"He's not going to get 500 at-bats, but one of the things you can look at is any exposure to the big-league scene is valuable toward anyone's development," Mackanin said. "Let's say Knapp gets 200 at-bats, it's worth his while and our while to judge him, to give him a sense of confidence or knowing what he's up against.

"In that regard playing in the big leagues, even in a part-time role, is important."

Knapp was the Phillies' second-round pick in 2013 out of the University of California. He broke out in 2015 by hitting .360 with a 1.050 OPS and more than an RBI per game in 241 plate appearances with Double A Reading.

Last season, the switch-hitting Knapp was an International League All-Star with Triple A Lehigh Valley, though he didn't have as impressive an offensive season, batting .266/.330/.390 with eight home runs and 46 RBIs.
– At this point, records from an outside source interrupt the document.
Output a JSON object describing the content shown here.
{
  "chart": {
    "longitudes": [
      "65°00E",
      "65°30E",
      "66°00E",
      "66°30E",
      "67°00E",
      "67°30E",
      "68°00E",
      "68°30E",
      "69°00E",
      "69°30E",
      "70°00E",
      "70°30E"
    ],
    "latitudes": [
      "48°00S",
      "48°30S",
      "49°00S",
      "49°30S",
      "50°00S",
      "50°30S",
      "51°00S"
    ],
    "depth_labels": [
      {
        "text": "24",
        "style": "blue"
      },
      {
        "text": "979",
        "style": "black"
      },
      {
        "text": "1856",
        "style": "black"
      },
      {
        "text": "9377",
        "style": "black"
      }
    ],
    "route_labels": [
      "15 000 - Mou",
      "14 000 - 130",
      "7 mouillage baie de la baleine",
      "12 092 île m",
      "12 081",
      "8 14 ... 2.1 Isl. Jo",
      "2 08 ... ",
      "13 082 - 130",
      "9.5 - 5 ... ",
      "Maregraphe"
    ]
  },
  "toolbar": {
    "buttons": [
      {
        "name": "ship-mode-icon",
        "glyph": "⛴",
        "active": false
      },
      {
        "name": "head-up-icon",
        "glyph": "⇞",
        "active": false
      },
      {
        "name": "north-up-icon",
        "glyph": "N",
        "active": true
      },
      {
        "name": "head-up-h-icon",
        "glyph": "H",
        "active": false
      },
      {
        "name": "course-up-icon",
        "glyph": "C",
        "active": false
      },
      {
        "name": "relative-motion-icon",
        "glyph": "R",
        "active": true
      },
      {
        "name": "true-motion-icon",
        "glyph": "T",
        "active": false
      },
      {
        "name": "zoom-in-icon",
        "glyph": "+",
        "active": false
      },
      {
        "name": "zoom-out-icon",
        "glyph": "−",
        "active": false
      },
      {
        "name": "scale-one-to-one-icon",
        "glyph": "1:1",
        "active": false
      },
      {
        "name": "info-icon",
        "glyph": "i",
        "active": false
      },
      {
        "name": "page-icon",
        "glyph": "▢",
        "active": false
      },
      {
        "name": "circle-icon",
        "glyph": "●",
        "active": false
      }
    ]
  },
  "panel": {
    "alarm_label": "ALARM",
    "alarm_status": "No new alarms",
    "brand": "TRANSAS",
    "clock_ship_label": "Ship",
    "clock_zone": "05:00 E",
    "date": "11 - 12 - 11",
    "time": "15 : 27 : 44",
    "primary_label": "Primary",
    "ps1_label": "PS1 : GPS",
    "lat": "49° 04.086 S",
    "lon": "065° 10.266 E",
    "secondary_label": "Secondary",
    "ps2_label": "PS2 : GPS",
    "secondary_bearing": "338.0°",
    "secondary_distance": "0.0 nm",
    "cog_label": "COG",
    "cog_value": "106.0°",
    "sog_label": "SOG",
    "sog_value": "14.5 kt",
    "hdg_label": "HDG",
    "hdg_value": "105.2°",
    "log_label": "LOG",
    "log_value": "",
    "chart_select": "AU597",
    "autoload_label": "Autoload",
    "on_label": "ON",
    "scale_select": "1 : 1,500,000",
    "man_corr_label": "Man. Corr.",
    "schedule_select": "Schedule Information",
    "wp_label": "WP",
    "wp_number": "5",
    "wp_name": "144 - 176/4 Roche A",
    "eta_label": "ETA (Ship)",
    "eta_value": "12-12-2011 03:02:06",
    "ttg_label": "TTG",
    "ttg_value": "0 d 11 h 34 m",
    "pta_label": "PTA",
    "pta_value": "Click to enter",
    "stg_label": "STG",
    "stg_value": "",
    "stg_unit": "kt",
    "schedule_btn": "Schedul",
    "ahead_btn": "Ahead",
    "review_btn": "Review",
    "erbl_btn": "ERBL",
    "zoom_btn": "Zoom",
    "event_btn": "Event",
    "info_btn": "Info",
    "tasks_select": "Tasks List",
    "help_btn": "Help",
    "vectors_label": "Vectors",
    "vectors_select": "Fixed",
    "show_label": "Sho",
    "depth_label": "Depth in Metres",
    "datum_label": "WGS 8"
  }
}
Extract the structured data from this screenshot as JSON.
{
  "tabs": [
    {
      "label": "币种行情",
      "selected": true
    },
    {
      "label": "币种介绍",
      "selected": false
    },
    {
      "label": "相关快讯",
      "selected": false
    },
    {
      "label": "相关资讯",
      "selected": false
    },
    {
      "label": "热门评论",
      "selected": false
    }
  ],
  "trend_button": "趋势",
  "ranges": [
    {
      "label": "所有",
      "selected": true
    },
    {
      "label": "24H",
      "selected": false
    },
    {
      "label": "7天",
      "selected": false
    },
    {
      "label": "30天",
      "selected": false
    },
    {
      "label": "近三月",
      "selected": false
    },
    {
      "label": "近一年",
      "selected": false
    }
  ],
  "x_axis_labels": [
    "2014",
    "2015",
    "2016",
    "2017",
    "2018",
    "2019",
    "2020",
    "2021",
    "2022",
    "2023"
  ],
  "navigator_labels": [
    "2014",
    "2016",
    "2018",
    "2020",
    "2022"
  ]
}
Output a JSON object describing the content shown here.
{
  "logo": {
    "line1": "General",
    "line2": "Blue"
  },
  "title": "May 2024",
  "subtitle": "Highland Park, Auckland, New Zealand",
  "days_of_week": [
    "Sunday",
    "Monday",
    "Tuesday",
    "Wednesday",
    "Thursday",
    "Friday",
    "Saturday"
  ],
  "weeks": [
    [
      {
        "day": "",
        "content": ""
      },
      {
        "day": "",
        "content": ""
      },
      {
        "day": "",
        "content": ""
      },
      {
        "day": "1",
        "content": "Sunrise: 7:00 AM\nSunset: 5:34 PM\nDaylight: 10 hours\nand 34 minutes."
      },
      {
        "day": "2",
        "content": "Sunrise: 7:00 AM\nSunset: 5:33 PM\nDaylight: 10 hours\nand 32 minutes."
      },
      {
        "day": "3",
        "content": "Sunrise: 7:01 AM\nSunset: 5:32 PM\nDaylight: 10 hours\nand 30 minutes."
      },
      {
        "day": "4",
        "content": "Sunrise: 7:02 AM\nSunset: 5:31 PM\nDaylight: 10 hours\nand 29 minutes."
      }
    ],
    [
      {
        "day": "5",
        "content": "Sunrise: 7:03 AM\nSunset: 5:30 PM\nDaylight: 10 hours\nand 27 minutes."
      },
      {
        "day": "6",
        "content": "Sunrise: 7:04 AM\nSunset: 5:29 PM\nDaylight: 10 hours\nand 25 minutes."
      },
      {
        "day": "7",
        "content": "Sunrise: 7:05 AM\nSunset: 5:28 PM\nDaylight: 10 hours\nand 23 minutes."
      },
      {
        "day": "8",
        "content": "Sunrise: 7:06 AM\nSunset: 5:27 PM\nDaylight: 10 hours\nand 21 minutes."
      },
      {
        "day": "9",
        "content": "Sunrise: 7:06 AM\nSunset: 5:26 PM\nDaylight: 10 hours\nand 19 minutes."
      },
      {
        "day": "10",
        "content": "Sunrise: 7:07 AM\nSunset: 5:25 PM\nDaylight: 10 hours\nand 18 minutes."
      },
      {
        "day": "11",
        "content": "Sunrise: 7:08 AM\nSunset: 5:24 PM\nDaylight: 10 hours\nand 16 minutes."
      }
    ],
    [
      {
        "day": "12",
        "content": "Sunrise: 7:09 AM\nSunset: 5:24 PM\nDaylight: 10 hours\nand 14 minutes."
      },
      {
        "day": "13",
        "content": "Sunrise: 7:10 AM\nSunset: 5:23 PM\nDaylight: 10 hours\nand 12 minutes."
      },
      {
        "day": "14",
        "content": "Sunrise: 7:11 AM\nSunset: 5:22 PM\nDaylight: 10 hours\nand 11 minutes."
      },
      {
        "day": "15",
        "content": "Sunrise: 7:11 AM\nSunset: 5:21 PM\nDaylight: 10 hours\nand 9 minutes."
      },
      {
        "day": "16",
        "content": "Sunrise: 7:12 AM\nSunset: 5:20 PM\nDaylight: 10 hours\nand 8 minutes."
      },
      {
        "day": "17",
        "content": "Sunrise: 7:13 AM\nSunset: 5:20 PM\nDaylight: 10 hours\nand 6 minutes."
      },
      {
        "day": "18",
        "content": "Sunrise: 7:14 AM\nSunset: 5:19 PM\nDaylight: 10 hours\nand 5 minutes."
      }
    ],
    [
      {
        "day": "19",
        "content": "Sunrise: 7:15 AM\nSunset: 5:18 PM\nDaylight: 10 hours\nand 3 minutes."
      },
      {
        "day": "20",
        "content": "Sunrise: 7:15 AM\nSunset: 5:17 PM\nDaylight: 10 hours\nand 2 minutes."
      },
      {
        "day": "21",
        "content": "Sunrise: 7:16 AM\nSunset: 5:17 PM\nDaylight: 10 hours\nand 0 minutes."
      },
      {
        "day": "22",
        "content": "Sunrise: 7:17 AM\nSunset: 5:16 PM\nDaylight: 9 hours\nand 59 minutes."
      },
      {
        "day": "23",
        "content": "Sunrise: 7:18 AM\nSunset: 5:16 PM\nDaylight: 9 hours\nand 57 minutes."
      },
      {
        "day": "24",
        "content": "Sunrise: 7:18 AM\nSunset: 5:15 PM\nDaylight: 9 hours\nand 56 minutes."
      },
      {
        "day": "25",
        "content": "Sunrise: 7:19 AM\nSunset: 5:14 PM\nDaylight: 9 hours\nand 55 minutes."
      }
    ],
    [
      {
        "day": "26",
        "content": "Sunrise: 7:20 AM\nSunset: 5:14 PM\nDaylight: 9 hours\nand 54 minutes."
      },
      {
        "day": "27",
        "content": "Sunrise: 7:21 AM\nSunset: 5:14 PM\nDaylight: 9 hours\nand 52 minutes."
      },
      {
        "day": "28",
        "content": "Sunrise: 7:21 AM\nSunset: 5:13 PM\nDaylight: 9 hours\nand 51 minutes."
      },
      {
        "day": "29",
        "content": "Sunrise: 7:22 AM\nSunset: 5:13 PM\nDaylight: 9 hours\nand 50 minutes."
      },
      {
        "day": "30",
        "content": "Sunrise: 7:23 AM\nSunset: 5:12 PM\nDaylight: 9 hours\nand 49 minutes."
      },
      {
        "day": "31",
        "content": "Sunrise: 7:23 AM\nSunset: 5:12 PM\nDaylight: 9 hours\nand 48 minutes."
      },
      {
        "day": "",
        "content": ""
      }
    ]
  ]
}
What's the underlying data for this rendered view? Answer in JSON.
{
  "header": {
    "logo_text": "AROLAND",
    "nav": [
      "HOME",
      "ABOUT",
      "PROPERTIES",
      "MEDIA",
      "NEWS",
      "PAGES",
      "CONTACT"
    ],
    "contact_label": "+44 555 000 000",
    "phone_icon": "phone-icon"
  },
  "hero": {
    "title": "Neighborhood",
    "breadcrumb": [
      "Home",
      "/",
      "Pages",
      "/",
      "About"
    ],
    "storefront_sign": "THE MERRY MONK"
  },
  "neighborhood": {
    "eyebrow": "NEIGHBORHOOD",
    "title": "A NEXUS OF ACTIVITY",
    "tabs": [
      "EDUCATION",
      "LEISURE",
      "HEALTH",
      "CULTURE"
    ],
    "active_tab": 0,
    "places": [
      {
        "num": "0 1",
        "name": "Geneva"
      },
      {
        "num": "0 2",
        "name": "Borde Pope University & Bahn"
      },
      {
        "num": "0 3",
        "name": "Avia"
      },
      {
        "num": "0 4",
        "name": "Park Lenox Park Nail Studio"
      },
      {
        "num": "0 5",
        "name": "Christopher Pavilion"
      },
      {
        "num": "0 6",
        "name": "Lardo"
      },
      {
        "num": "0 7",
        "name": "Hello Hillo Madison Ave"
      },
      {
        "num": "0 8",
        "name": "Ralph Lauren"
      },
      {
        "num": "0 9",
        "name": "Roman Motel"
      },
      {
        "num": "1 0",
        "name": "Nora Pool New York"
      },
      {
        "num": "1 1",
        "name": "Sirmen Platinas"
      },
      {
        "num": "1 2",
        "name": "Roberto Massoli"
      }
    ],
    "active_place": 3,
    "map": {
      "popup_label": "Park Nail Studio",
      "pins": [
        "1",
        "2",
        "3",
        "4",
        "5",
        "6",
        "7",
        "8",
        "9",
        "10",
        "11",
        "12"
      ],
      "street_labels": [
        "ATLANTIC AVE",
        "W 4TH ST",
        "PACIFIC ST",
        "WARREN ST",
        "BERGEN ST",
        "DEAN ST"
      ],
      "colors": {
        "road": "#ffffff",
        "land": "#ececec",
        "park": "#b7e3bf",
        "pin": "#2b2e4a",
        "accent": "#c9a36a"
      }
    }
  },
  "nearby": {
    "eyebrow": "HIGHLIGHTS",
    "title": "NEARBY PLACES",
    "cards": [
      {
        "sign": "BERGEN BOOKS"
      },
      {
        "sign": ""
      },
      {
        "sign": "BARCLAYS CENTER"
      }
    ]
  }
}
"He's got a chance to be a pretty good hitter," Mackanin said. "And he's come along quite a ways defensively behind the plate to where I'm comfortable with him catching.

"Little by little he's shown improvement in the spring, even though he hasn't had the greatest spring offensively. He's had a lot of good at-bats and he's caught well."

Andres Blanco, Aaron Altherr and Knapp look like locks for the Phillies' bench. The final two bench spots are open with Brock Stassi, Chris Coghlan, Daniel Nava and Jesmuel Valentin in the running (see story).

CSN Philly's Jim Salisbury contributed to this report.